Valdimar Jóhannsson has delivered an absolutely fascinating debut, one that is as quietly dramatic as it is intensely off-putting. Advertised as a horror film, a story about a family that spirals out of control, it is instead a domestic tale about toxic family interactions in the Icelandic rural scene. This slowly-dying community is one ripe for folk stories that shine a lens on the dichotomy between the encroaching modern world and the fading farming traditions.
Lamb, co-written by Jóhannsson and Icelandic poet/novelist Sjón (their answer to Britain’s Neil Gaiman), tells the story of Maria (Noomi Rapace) and Ingvar (Hilmir Snær Guðnason). These two shepherds are struggling their way through the aftermath of some tragedy, one that is never explicitly stated but is heavily implied to be the loss of a child. One day they see that there is an oddity as they birth a new lamb. The reveal of the film, which takes place about a third of the way through and was revealed quite openly in the trailer and is more important the the folktale aspect of the film than anything horrific. Ada, as the couple dubs her, is a child with the head of a lamb (as well as one hoof sticking out of her sweater sleeve) that becomes a surrogate to channel their pain into.
In an interview for Inside Hook, Sjón speaks on the the acceptance of weird and dark fantasy creatures in mythological folklore. Maria and Ingvar are immediately loving and accepting of this child, having no idea where she came from and what she truly is, and when Ingvar’s brother Pétur (Björn Hlynur Haraldsson) shows up things begin to fall apart. Pétur represents the future, an industrial and modern-age individual encroaching on this quiet, foggy life in the hills. He’s clad in black leather and is formerly from a popular Icelandic rock band, all things that stand against the wool-clad farmers in their forgotten home. His modernity, which classes nicely against the abandoned farm the film was shot at, serves as a nice grounding that reminds Maria and Ingvar that this creature isn’t normal and is indeed a problem.
Ada is not the real issue, at least not outside of the absurdist appearance she flaunts at every turn. The family dynamic is far more fraught than anything she could cause, with hints of a sexual history between Pétur and Maria with Ingvar ambiguously in the dark. Pétur is the agent of chaos here, which is an oddity up next to a child that has a lamb-head. While Ingvar and Maria live in a symbiotic relationship with nature, the balance of power is never truly theirs. No amount of control can actually stand up to what they’ve stumbled upon, and it leads to a climax most are going to find truly baffling.
While I can’t recommend this to everyone, I can certainly say that those willing to accept the slow-burn nature of Jóhannsson’s debut (coupled with the sheer absurdism of the way Ada is visualized) will find plenty of contemplative material to mine here.
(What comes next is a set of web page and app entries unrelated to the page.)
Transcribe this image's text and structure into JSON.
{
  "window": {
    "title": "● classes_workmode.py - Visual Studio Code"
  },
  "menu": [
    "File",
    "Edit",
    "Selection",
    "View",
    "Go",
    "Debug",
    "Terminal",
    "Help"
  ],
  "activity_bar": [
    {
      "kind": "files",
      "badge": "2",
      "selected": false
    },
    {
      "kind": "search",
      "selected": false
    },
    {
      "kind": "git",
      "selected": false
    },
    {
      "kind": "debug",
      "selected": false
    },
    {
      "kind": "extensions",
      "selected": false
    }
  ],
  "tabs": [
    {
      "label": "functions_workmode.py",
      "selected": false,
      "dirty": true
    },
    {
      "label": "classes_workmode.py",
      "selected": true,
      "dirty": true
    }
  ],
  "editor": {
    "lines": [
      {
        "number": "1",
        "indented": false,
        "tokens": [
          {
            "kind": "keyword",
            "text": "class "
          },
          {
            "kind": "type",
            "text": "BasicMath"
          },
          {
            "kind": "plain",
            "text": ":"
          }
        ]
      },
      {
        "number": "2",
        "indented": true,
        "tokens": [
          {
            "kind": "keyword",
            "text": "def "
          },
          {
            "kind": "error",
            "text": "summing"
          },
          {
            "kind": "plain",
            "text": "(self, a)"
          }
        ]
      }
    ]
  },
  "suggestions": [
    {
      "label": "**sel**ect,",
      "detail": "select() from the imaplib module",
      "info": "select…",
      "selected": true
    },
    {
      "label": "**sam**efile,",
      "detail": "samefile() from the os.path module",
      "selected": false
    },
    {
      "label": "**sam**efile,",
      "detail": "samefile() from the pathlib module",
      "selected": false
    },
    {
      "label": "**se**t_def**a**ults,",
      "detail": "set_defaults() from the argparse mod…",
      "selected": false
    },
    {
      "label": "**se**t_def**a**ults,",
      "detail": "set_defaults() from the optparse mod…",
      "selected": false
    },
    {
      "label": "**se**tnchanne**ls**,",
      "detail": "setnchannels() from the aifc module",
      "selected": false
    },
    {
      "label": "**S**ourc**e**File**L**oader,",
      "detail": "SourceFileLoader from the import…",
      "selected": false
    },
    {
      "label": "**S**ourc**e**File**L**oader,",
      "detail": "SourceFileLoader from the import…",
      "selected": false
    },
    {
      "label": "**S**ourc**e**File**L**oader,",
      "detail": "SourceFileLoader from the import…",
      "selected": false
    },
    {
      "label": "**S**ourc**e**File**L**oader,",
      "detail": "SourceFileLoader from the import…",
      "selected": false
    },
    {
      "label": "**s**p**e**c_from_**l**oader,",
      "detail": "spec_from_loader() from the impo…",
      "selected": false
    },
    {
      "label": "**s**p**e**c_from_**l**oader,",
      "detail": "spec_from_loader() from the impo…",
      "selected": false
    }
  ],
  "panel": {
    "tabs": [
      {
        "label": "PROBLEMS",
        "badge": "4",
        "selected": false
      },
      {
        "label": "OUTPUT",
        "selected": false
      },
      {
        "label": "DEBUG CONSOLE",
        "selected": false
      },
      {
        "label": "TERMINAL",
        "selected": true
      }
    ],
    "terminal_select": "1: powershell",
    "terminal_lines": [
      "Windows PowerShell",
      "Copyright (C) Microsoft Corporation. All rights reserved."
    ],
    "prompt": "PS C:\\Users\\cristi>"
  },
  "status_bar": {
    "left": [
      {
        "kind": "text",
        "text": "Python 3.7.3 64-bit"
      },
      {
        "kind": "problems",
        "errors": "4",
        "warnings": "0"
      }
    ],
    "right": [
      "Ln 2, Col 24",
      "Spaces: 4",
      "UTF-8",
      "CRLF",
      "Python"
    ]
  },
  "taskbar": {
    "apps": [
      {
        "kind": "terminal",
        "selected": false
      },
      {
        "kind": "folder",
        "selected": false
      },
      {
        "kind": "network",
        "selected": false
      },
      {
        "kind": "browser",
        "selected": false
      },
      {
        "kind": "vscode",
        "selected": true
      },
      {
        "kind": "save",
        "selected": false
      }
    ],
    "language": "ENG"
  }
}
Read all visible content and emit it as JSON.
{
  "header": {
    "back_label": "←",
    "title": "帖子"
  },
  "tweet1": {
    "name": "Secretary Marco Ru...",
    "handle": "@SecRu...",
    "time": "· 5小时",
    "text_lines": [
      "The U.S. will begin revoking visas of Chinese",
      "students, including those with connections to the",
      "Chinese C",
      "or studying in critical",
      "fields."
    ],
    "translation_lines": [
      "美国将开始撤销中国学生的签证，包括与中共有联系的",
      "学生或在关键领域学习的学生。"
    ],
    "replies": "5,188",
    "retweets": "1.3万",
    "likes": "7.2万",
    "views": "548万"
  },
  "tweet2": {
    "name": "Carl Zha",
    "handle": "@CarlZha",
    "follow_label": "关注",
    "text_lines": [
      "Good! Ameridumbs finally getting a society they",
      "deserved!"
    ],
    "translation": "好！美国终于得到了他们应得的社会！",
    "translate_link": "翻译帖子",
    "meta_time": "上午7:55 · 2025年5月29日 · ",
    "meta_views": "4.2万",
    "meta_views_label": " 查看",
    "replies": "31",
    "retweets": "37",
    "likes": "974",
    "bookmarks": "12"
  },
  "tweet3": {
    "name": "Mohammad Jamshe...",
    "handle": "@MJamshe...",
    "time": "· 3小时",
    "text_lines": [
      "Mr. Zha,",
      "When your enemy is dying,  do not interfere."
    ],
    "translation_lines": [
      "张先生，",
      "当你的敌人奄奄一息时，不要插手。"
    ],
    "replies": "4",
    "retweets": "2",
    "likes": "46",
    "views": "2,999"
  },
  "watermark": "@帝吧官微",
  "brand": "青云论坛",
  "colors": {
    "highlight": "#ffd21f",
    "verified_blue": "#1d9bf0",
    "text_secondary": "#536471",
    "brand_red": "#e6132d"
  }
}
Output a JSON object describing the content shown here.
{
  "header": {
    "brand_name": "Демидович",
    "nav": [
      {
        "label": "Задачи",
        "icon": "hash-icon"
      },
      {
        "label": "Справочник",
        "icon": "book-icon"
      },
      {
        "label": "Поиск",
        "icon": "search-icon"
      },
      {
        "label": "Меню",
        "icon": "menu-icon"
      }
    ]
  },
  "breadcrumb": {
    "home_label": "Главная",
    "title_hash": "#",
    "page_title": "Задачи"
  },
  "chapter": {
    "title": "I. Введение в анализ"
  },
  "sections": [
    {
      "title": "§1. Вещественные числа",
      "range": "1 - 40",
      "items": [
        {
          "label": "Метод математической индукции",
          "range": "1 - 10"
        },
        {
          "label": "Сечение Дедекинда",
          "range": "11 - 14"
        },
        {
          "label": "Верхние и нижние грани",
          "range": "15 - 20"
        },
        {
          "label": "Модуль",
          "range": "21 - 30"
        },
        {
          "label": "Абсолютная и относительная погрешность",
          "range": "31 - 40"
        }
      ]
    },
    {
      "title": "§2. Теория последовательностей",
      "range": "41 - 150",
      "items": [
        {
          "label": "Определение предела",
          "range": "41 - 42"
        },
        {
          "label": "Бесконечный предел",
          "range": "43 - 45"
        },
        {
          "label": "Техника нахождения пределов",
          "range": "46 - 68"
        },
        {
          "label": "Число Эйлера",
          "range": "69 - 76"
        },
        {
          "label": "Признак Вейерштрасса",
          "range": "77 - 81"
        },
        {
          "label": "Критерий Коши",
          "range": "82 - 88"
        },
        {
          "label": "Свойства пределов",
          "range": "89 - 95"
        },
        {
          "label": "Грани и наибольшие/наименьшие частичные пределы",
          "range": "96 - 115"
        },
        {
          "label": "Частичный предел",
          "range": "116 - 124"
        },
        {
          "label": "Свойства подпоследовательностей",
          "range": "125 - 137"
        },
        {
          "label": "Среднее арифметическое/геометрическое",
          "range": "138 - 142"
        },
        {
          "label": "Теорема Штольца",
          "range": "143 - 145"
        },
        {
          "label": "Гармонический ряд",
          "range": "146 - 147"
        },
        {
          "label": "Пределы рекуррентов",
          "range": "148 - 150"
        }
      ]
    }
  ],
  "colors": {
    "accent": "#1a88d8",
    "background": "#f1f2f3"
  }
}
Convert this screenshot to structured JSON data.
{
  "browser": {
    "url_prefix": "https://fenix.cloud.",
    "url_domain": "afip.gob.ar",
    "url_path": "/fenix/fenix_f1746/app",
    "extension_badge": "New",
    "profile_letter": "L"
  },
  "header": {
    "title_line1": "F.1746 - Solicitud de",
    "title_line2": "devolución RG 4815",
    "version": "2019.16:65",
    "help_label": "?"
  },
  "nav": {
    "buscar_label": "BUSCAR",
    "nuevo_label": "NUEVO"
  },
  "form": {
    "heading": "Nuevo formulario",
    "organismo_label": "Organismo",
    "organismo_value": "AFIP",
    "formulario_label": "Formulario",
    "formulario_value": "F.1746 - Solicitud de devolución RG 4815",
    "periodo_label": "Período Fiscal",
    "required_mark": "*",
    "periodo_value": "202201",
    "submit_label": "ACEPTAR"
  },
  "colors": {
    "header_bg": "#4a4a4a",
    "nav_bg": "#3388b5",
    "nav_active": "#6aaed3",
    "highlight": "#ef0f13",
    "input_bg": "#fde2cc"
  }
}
Sure, the film opens with a large, heavily-breathing entity that has sex with a sheep, but from there everything cools down into an intricate look at the complexity of power dynamics not only within a family, but between man and nature.
Lamb is currently playing in select theatres.